The most critical criterium is to achieve rigid stem fixation in the distal fragment.
Proper reduction of the two major fracture fragments for rotation and length is equally important.
These principles should be followed when using modular and non-modular tapered stem designs.
The surgeon should use the surgical approach that is the most familiar to him/her for any total hip arthroplasty, such as:
An extensile approach is necessary to access the fracture site for reduction and placement of additional fixation devices, such as cerclage wires, cables, strut graft, and/or plates.
These approaches can be performed with the patient in a lateral or supine position.
Following adequate exposure into the hip joint, the surgeon should assess the position and the fixation stability of the acetabular cup.
The accepted "safe zone" is:
The surgeon should also assess for liner wear. If there is significant wear, liner revision should be done.
The surgeon must perform adequate soft tissue releases around the proximal femur in order to reduce further fracture displacement or comminution.
It is critical to maintain the integrity of the hip abductor mechanism, in order to avoid abductor insufficiency.
The femoral component is removed. Details on how to remove a femoral stem are described in the basic technique for femoral stem removal.
The surgeon must minimize any additional damage to the host bone during the stem removal process.
If the proximal femur fragment is comminuted, the surgeon can initially prepare the distal fragment. The proximal comminuted fracture fragments can later be reduced to the new femoral stem.
The new femoral stem must be of sufficient length to achieve rigid axial and rotational fixation into the distal diaphyseal femur fragment.

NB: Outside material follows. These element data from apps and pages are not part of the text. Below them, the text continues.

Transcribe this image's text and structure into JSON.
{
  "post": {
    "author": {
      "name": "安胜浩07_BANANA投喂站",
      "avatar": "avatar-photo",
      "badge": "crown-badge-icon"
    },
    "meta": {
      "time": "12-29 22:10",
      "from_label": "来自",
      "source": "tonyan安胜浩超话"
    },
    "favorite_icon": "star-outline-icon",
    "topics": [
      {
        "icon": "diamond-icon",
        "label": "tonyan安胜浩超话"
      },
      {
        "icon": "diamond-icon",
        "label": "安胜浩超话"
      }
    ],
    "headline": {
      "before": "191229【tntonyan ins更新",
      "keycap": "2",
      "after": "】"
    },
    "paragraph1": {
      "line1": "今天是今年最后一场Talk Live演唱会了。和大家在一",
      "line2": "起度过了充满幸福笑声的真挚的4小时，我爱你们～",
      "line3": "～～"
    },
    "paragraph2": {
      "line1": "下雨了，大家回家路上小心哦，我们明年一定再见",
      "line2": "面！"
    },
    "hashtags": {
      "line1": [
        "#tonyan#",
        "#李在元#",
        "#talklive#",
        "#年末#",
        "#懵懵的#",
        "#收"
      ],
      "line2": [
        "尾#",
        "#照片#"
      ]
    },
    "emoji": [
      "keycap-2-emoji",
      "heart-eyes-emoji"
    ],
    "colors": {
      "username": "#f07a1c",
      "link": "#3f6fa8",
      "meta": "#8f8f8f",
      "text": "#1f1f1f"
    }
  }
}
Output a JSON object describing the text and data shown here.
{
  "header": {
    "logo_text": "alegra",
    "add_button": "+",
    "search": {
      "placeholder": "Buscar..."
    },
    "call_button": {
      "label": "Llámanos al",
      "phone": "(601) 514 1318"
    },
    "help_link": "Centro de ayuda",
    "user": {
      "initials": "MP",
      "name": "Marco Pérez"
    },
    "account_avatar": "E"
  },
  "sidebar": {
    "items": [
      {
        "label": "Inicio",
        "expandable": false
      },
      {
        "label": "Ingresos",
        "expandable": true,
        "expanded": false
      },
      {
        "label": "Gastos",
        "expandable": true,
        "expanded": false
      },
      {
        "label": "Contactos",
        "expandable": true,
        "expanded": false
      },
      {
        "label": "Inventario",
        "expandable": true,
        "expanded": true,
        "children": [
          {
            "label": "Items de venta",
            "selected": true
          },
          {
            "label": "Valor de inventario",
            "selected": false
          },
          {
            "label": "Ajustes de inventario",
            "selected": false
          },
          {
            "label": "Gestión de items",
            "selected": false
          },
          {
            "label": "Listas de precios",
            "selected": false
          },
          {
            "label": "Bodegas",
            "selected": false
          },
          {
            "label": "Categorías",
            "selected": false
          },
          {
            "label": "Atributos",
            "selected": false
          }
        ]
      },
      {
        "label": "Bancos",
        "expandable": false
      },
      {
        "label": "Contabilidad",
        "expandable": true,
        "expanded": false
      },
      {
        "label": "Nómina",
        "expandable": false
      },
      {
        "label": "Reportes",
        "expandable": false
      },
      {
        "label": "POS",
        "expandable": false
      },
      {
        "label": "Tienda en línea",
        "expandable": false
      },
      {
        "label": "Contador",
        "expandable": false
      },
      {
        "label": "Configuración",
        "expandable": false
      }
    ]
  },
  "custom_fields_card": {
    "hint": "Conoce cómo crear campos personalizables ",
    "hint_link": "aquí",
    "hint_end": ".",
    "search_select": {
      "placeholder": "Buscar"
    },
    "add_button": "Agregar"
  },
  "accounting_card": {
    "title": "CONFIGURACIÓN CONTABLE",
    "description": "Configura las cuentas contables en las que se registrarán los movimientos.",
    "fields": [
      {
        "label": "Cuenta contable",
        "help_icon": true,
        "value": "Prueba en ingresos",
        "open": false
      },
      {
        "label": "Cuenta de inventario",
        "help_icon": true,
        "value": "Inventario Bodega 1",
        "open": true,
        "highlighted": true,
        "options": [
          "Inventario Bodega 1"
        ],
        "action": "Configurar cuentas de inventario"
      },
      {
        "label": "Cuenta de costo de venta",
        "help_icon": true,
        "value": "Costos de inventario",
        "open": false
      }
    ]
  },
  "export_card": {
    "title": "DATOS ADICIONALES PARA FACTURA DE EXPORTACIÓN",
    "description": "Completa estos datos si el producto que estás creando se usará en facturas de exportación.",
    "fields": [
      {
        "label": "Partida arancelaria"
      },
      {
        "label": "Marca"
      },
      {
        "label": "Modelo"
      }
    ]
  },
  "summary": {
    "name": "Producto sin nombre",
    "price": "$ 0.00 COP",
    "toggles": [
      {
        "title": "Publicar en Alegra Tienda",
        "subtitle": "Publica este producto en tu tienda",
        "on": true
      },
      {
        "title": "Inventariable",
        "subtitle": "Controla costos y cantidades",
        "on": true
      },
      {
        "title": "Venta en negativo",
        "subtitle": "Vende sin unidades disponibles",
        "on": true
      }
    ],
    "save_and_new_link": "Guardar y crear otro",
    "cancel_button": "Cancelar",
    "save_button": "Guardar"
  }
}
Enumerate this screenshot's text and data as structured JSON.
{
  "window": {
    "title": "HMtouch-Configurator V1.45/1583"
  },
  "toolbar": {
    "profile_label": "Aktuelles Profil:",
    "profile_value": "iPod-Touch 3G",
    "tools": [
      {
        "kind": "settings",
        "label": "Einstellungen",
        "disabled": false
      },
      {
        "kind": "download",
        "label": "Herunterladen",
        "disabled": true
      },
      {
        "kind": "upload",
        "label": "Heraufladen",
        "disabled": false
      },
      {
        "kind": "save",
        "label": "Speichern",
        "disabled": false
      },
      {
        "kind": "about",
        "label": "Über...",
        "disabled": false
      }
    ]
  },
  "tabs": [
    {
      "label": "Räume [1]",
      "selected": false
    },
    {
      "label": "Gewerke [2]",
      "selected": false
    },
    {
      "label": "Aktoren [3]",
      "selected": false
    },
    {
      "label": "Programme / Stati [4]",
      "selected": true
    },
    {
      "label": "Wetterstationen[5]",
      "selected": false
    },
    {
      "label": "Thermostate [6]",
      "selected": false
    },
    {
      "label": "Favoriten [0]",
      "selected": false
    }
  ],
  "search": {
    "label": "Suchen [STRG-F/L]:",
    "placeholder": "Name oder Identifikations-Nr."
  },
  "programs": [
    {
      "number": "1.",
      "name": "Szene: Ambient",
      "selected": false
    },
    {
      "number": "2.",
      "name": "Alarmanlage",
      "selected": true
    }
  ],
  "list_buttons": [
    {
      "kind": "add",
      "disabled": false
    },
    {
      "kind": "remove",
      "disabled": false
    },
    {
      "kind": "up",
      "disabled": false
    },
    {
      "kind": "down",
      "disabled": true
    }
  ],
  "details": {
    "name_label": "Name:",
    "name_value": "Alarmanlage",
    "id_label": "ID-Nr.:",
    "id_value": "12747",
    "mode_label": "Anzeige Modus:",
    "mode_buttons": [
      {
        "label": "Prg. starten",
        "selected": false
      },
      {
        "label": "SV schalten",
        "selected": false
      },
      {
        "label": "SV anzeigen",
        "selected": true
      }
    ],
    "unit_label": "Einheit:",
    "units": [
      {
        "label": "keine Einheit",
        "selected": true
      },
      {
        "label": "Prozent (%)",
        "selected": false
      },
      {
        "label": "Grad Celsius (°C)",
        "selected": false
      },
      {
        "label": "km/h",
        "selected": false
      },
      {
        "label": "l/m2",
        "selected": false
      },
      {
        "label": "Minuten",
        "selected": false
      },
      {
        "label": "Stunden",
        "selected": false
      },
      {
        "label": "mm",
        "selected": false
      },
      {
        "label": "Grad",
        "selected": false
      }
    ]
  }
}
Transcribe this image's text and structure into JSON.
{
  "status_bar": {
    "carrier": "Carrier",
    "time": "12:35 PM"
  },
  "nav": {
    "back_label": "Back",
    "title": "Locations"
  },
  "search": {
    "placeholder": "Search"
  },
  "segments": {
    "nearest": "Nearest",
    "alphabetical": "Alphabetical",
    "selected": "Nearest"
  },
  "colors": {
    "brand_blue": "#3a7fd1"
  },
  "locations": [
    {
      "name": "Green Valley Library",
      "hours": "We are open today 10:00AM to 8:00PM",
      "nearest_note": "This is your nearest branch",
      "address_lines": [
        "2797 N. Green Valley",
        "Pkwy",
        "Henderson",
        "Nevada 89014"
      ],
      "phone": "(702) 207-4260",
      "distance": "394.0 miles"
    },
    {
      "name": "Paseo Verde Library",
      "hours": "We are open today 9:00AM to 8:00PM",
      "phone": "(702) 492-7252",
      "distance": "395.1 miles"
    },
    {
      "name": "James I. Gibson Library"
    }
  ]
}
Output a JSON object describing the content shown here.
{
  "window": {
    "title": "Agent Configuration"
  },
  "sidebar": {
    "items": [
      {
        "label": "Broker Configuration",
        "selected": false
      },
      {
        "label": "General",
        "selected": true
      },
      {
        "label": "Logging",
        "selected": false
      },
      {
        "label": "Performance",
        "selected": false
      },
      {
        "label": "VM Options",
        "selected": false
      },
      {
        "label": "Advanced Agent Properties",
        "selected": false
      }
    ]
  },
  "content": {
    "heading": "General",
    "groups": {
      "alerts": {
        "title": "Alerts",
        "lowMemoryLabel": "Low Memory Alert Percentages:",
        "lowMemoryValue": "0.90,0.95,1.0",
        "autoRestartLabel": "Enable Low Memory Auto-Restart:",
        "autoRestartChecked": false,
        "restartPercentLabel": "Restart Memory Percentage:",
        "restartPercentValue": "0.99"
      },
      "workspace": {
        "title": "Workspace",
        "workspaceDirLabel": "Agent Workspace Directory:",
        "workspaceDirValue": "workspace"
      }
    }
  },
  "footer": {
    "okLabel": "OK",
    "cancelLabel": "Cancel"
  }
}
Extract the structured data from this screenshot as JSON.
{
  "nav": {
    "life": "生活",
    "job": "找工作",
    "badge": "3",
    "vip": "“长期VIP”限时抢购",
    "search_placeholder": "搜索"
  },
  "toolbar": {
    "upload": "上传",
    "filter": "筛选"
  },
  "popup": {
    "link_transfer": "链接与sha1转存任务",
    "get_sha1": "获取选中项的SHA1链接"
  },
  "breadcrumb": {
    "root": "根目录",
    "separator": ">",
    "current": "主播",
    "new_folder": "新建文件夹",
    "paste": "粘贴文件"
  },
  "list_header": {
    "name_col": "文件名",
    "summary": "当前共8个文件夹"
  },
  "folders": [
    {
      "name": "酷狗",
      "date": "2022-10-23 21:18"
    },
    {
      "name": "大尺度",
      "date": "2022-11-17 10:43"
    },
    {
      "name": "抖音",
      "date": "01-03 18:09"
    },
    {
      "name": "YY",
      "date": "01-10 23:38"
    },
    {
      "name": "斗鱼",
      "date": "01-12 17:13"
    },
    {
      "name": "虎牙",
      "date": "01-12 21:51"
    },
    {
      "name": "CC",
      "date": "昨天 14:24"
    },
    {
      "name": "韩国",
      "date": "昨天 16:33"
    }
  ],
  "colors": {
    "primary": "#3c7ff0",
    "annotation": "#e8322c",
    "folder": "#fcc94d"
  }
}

In general, the recommendation is a minimum length of two times the diameter of the femur below the fracture site. This length should be at least 4 to 6 cm of stem-to-cortex engagement in the distal fragment.
The diameter of the new stem is determined by the fit and rigidity of the reamer during the femoral preparation.
These are the general guidelines for femoral stem revision. Each implant manufacturer has specific recommendations and surgical technique for the specific device.
Femoral canal reaming is done using the reamer system from the specific device manufacturer.
The surgeon should ream in sequence, from the smallest diameter reamer to the largest diameter reamer that would achieve ideal stable fixation of the new stem. This is performed based upon both preoperative templating and intraoperative fit of the reamer.
The distal fragment should be protected with clamps or provisional wires/cables during the reaming process to avoid further fractures or comminution.
The surgeon has the option of using a modular or nonmodular stem.
Select the proper stem size based upon the reaming.
If a nonmodular stem is selected, proper stem alignment must be achieved at this point.
A trial stem is inserted, and the hip is reduced to assess leg length, rotation, alignment of the limb, and hip joint stability. It is critical to mark the trial position prior to its removal.
The final stem is inserted guided by the previously made markings.
The stem is inserted into the distal fragment to the appropriate level, using the dedicated stem inserter. Correct rotation is not determined at this time.
Following distal stem insertion, proximal femoral reaming is performed using the cannulated instruments. This can be performed with or without the proximal bone fragments reduced.
The diameter and the height of the proximal body is determined by preoperative templating, intraoperative reamer fit and rigidity.
A trial proximal body is inserted, and the hip is reduced to assess leg length, rotation, alignment of the limb, and hip joint stability. It is critical to mark the trial position prior to its removal.
The final proximal body is inserted guided by the previously made markings to engage the distal stem.
The surgeon must be certain that proper and secure engagement between the two device components has been achieved.
The supplemental screw/bolt for secure engagement at the taper junction between the proximal body and the distal stem is inserted and secured according to the manufacturer's specifications.
The surgeon should do a trial reduction.
With the hip reduced, confirm the range of motion, leg length, and hip stability. Adjust the neck length if necessary.
Once satisfactory, attach the definitive femoral head to the stem, and reduce the hip. Confirm complete reduction, stability, and range of motion.
The surgeon must ensure anatomic limb alignment with regard to:
The surgeon must determine if additional extra-medullary adjunct fixation is required. If necessary, additional wires/cables can be used.
If the initial provisional fixation prior to femoral canal preparation was performed using a plate, additional screws/cables can be added.
In selective cases of severe comminution, adjunct strut graft(s) may be considered to supplement the bone stock.
Routine physiotherapy protocols for elective total hip arthroplasty is followed.
Early mobilization is recommended. Weight bearing status is individualized based upon fixation and implant stability.
Hip dislocation precautions are given to the patient.
Postoperative radiographs can be made at 2 to 3 weeks to determine maintenance of satisfactory fracture reduction and fixation, no evidence of stem subsidence, or fracture displacement.
Follow-up radiographs can be made at 6 to 8 weeks after surgery to determine sufficient fracture fixation to increase the weight bearing status, and physical activities.
Future follow-up is similar to the routine and standard protocol for total hip arthroplasty.